Left and Lefter

Andrew E. Busch

February 1, 2004

In the aftermath of the New Hampshire primary, it appears likely that the Democratic presidential nomination race has become a Dean-Kerry contest. Not only did they finish 1-2, but they seem to be the only candidates with the resources in organization, money, and media attention to run the national campaign that is now needed in the heavily front-loaded primary system.

One can also deduce this probability through process of elimination. Joseph Lieberman, in fifth place with less than 9 percent of the vote, is finished. He has run abysmally and has no obvious prospect of recovery in any state voting in the near future. He is, simply speaking, too moderate for Democrats in 2004. Indeed, he was too moderate for Democrats in 2000, which is why he was forced as a condition of his vice presidential nomination to recant many of his moderate positions on Social Security, affirmative action, and education.

This leaves Wesley Clark and John Edwards, who essentially tied for third at 12 percent, 27 percentage points behind Kerry. Clark succeeded in his self-proclaimed goal of finishing in the top four, but it is not clear that anyone else will consider this a victory, especially since Clark was fighting Dean for the New Hampshire leads just two weeks ago. His collapse was as dramatic as Dean’s and perhaps more damaging, since Clark had little margin for error. For his part, Edwards failed to leapfrog Clark and, in the end, gained only a small bonus from his surprising Iowa showing. As Lamar Alexander found out in 1996, finishing a stronger-than-expected second or third only helps for a short while. Like Alexander in 1996, it is possible that Edwards peaked in New Hampshire a few days before the primary, hit a wall, and will go no further. He stakes everything on a win in South Carolina, but his buzz is gone.

There is, of course, a chance that Clark or Edwards might pull out a win here or there (Clark’s best bet might be Oklahoma or North Dakota, Edwards’ South Carolina). If they do, they will survive to the next round of primaries. And it is possible that, having extolled John Kerry for two or three weeks, the media may anoint one of them the officially designated “moderate” alternative.

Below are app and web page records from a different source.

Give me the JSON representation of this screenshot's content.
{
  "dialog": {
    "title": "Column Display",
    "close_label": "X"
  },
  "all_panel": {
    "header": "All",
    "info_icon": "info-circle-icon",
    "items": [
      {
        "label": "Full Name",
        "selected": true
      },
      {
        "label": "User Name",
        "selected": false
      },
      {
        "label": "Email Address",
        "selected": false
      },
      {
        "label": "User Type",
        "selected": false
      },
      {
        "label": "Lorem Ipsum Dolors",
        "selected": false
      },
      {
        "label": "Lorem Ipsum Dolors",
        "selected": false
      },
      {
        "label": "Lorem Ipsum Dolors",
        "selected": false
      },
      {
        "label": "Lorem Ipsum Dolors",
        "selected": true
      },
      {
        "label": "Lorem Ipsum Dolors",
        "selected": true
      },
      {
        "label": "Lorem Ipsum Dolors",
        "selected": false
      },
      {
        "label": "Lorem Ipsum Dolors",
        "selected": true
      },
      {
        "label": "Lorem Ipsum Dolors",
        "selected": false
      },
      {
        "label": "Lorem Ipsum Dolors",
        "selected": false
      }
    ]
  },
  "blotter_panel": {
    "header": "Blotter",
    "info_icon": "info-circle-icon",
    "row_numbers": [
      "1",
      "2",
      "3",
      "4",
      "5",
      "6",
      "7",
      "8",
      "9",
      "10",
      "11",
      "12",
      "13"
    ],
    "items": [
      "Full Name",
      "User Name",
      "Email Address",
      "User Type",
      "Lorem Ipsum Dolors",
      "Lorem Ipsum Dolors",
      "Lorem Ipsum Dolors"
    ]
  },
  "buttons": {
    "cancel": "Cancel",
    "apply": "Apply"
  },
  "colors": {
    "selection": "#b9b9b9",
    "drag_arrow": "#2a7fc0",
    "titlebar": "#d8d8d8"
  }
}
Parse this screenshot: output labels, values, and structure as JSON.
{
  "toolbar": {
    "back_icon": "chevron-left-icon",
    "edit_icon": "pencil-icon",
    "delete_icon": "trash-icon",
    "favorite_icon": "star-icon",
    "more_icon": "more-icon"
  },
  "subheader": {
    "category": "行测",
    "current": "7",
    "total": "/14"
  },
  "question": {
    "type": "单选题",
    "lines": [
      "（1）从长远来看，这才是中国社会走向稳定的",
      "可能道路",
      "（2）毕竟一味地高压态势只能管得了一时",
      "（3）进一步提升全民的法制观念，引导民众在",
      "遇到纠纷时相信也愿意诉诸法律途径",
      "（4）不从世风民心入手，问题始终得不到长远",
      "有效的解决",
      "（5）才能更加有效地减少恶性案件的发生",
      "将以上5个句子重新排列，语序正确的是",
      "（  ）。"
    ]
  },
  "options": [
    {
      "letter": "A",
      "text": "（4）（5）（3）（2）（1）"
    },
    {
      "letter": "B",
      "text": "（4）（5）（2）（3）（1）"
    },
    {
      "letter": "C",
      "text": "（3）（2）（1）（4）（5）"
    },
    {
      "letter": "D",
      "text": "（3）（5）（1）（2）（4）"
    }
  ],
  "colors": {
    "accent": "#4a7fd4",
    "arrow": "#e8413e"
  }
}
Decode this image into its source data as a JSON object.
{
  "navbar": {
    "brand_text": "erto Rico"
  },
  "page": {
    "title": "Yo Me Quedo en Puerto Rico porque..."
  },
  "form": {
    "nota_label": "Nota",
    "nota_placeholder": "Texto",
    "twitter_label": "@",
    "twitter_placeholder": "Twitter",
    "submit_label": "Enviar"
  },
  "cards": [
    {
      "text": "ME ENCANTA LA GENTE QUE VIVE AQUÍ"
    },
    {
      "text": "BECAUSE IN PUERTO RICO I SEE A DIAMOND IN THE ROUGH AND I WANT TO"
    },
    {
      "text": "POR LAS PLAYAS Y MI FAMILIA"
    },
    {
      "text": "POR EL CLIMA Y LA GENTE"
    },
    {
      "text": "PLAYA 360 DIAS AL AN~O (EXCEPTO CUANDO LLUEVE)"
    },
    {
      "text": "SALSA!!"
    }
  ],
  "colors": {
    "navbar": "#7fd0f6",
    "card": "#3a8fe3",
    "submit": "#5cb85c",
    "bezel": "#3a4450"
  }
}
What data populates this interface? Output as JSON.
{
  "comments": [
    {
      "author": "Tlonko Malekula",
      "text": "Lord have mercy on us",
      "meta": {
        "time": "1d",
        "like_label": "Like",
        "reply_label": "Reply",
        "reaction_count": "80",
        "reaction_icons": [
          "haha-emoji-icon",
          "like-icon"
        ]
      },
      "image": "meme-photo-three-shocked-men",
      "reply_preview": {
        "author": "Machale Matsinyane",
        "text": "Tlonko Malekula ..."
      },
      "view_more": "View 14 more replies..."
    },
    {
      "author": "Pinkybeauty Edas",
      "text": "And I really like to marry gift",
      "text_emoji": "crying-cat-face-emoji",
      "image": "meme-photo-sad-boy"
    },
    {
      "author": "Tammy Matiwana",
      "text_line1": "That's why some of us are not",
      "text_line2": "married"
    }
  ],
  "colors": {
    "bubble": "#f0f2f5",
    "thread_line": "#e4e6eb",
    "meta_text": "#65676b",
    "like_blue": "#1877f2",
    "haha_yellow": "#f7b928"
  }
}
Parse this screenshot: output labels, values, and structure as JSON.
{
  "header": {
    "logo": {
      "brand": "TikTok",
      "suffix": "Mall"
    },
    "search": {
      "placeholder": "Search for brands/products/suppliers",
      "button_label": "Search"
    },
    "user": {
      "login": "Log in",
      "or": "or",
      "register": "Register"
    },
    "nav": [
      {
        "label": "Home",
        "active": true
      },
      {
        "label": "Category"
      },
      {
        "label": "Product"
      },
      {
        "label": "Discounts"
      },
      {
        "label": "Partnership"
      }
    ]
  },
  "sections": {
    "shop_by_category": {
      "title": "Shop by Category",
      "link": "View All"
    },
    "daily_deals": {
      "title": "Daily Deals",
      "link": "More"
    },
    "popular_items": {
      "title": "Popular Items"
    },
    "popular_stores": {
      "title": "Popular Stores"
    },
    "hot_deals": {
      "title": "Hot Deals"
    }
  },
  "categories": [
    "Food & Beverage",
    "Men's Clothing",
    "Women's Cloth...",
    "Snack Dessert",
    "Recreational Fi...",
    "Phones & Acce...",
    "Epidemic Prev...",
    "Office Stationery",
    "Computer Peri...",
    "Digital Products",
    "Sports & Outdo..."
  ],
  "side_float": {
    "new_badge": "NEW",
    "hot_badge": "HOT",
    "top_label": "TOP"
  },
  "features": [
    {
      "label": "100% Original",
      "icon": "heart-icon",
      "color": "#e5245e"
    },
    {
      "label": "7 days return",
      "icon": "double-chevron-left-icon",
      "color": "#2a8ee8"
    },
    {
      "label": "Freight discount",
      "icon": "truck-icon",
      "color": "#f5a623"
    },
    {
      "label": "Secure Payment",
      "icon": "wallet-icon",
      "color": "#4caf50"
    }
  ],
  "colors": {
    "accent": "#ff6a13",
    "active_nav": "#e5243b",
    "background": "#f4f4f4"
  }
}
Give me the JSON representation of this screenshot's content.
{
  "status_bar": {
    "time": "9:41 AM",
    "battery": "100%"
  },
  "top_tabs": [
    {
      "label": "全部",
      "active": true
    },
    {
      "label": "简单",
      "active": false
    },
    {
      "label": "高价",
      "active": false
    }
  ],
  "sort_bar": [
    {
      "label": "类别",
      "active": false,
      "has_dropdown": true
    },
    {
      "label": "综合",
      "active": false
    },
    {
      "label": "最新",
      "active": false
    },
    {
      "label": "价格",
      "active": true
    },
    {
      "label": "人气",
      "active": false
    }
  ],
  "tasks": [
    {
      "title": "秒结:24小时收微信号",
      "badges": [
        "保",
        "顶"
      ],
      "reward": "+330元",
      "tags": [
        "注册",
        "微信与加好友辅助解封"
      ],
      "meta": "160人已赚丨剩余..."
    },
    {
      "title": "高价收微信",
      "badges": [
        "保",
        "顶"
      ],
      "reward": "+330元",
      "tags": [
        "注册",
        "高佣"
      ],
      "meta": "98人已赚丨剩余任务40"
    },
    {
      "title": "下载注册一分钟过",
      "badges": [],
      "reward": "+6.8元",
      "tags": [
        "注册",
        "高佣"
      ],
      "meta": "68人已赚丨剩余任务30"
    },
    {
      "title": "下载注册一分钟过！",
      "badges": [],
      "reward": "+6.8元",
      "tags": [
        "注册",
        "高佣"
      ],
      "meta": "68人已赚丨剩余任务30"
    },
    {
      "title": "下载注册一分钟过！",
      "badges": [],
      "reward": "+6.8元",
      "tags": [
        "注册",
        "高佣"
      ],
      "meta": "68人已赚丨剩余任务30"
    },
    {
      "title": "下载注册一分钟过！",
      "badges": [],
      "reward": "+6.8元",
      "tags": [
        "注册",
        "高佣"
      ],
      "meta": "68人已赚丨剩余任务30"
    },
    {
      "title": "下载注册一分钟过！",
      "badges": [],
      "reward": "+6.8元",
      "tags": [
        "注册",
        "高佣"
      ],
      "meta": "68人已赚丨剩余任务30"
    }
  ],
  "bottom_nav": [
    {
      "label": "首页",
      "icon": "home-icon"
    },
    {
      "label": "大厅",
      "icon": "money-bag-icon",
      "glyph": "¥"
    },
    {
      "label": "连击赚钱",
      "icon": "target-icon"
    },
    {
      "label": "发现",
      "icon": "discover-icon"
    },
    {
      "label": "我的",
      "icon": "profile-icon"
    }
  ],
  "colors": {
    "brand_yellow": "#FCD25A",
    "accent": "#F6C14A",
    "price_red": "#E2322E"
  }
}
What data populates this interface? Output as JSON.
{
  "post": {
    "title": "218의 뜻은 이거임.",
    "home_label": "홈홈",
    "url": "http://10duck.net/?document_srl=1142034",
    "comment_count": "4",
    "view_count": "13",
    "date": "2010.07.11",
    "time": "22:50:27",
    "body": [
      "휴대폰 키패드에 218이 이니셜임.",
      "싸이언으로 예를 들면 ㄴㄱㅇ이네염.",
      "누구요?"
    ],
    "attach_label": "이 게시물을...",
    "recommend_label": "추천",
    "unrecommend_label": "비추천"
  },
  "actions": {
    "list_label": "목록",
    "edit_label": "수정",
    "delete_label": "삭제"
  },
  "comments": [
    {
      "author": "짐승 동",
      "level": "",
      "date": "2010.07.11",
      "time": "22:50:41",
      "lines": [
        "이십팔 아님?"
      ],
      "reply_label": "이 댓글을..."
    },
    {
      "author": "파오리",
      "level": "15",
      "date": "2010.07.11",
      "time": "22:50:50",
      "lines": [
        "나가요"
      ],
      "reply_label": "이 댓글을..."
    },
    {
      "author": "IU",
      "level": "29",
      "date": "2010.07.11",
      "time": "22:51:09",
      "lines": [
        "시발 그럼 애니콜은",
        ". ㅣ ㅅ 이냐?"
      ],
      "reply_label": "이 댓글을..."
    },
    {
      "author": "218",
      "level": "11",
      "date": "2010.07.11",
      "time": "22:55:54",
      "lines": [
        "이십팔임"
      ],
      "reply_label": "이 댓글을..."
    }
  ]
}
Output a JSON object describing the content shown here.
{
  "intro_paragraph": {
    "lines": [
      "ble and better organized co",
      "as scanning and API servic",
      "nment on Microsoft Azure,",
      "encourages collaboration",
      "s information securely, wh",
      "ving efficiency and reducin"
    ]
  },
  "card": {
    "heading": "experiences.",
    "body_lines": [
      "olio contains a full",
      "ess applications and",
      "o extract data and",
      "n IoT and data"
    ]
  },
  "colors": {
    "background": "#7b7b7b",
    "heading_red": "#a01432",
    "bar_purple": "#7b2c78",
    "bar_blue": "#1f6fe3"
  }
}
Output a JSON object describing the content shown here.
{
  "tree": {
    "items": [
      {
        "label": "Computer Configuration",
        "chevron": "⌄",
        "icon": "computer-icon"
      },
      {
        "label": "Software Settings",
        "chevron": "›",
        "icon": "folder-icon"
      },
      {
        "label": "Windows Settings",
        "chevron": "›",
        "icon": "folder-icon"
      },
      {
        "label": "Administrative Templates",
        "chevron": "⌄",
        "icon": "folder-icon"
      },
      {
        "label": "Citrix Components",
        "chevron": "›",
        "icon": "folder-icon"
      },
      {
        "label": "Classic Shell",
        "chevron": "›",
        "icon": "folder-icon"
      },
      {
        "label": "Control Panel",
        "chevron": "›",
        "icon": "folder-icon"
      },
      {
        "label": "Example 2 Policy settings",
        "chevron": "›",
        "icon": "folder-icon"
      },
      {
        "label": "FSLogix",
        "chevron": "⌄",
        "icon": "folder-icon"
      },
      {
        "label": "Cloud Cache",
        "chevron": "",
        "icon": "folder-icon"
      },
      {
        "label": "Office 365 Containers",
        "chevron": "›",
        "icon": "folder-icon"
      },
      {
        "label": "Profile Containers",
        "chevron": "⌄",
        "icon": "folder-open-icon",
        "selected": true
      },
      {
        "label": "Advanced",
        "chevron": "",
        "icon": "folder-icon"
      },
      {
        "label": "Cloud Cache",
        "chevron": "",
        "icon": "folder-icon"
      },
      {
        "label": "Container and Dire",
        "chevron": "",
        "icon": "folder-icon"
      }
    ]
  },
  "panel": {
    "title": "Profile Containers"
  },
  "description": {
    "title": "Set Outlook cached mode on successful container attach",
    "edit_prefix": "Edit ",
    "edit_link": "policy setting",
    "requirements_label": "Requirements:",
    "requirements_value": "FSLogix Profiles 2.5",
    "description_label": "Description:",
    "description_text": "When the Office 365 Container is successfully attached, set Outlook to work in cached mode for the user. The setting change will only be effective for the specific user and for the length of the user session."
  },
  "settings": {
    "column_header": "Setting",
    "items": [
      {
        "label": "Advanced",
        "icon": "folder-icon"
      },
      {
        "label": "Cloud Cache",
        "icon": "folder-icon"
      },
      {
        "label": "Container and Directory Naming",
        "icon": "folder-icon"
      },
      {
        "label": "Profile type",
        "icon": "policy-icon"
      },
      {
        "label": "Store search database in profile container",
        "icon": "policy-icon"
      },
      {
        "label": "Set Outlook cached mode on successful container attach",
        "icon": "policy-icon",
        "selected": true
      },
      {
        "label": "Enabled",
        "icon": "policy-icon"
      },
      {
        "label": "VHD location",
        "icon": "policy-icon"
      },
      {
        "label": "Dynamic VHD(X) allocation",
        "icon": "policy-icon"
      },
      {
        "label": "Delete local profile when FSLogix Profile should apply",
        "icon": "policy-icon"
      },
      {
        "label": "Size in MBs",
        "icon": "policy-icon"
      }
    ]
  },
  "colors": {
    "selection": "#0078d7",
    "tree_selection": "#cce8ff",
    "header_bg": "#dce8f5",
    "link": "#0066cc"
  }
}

However, this seems unlikely at the moment. First, a victory by either one of them is far from guaranteed anywhere on February 3. Second, because Dean remains competitive and because he is interesting, focus will continue to be on Dean versus Kerry for the near future. Finally, as long as Dean is in the picture, Kerry can claim the mantle of the “moderate,” obviating the need for Edwards or Clark (who is, in any event, closer to Dean than to Edwards on many issues).

Of course, the problem for Democrats down the road is that only in reference to Howard Dean does Kerry appear moderate. In reality, the top two finishers in New Hampshire are left and lefter. Kerry is, after all, a Massachusetts liberal whose last minute push in Iowa was aided by a photo-op with Ted Kennedy. Nominating either one would represent a virtual concession of the entire South to George W. Bush, with huge consequences for the presidential election and potentially huge consequences for the balance in the U.S. Senate, where five southern Democratic incumbents are not seeking reelection. If Howard Dean fails to recover-and, given his distant second place finish and skyrocketing negatives, the odds against recovery have grown long-the effect of his long surge on the Democratic nomination race will still have been tremendous: he is perhaps the only viable challenger who could have persuaded Democrats to vote for John Kerry on the basis of electability.

None of this means that Kerry can’t win in November. A lot can happen in the next 10 months, and every election featuring an incumbent is largely a referendum on the incumbent, not the challenger. Nor does it mean that Dean can be completely written off. His fall had more to do with his own mistakes than with any other factor; now that the spotlight is on Kerry, no one should assume that he will make no such mistakes. Alone among the survivors, Dean has the resources to fight Kerry nationally. But he has to win somewhere on February 3, and he has going against him the desire of Democrats to unite before much more blood is shed.

Andrew E. Busch is an Associate Professor of Political Science at the University of Denver and an Adjunct Fellow of the Ashbrook Center.